Abd al-Malik desisted from further attempts to seize Iraq following the debacle at Khazir, and instead focused on winning over disaffected tribal chieftains throughout the province.[12] It was not until 690/91 that Abd al-Malik launched a major invasion of Iraq, personally leading an army whose command was largely staffed by the caliph's family, including Muhammad ibn Marwan, Khalid ibn Yazid and Abd Allah ibn Yazid.[12] By then, many of Iraq's ashraf had accepted Umayyad sovereignty, and following the Umayyad victory in the Battle of Maskin, in which both Mus'ab and Ibn al-Ashtar were slain, Umayyad rule in Iraq was reestablished.[12]


  1. ^ Kennedy 2004, pp. 77–78.
  2. ^ Al-Tabari, ed. Fishbein 1990, p. 74, n. 283.
  3. ^ a b c d e f g Bosworth 1991, p. 622.
  4. ^ Robinson 2000, eds.
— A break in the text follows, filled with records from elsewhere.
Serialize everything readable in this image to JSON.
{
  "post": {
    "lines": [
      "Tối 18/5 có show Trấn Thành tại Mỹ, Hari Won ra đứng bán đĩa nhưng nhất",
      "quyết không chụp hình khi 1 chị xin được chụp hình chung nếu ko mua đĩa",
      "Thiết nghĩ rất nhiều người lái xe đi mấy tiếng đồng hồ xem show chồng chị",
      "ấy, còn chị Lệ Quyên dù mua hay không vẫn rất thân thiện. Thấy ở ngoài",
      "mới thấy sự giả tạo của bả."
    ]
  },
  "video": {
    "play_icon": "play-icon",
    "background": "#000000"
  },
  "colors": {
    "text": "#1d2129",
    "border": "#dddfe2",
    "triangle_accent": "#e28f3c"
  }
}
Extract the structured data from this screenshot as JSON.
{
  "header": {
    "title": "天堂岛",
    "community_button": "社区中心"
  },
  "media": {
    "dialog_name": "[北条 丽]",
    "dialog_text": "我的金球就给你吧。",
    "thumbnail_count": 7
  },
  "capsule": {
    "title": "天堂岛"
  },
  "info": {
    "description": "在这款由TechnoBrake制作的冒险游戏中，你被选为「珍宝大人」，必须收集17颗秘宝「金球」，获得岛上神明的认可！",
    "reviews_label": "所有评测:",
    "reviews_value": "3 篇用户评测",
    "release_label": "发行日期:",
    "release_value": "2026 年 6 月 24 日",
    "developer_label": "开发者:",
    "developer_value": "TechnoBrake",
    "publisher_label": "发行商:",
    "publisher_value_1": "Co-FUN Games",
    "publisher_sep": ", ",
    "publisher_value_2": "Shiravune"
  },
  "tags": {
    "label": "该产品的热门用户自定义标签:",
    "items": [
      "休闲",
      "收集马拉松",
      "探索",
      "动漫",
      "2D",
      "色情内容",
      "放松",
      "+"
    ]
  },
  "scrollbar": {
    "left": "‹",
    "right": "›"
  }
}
Bearman et al., p. 753.
  5. ^ Kennedy 2004, p. 79.
  6. ^ a b c d e Wellhausen 1927, p. 185.
  7. ^ a b c d Donner 2010, p. 184.
  8. ^ a b c d e f g Wellhausen 1927, p. 186.
  9. ^ Robinson 2000, p. 37.
  10. ^ a b c d e f g h Donner 2010, p. 185.
  11. ^ a b c d e f g h Kennedy 2001, p. 32.
  12. ^ a b c d Kennedy 2001, p. 33.
  13. ^ a b c d Al-Tabari, ed. Fishbein 1990, p. 75.
  14. ^ Anthony 2012, p. 282.
  15. ^ Anthony 2012, pp. 282–283.
  16. ^ a b c d e Zakeri 1995, p. 206.
  17. ^ Anthony 2012, p. 283.
  18. ^ Anthony 2012, p. 284.
  19. ^ Al-Tabari, ed. Fishbein 1990, p. 74.
  20. ^ Al-Tabari, ed. Fishbein 1990, pp. 74–75.
  21. ^ a b c d e Kennedy 2001, p. 23.
  22. ^ a b c d e f Al-Tabari, ed. Fishbein 1990, p. 76.
  23. ^ a b Kennedy 2001, p. 24.
  24. ^ Al-Tabari, ed. Fishbein 1990, pp. 77–78.
  25. ^ a b c Al-Tabari, ed. Fishbein 1990, p. 78.
  26. ^ Al-Tabari, ed. Fishbein 1990, pp. 78–79.
  27. ^ a b c Al-Tabari, ed. Fishbein 1990, p. 79.
  28. ^ a b c d e Al-Tabari, ed. Fishbein 1990, p. 80.
  29. ^ Al-Tabari, ed. Fishbein 1990, pp. 80–81.
  30. ^ a b Al-Tabari, ed. Fishbein 1990, p. 81.
  31. ^ Hawting 1986, p. 53.
  32. ^ Anthony 2012, p. 290.
  33. ^ Wellhausen 1927, pp. 202–203.
  34. ^ Anthony 2012, pp. 290–291.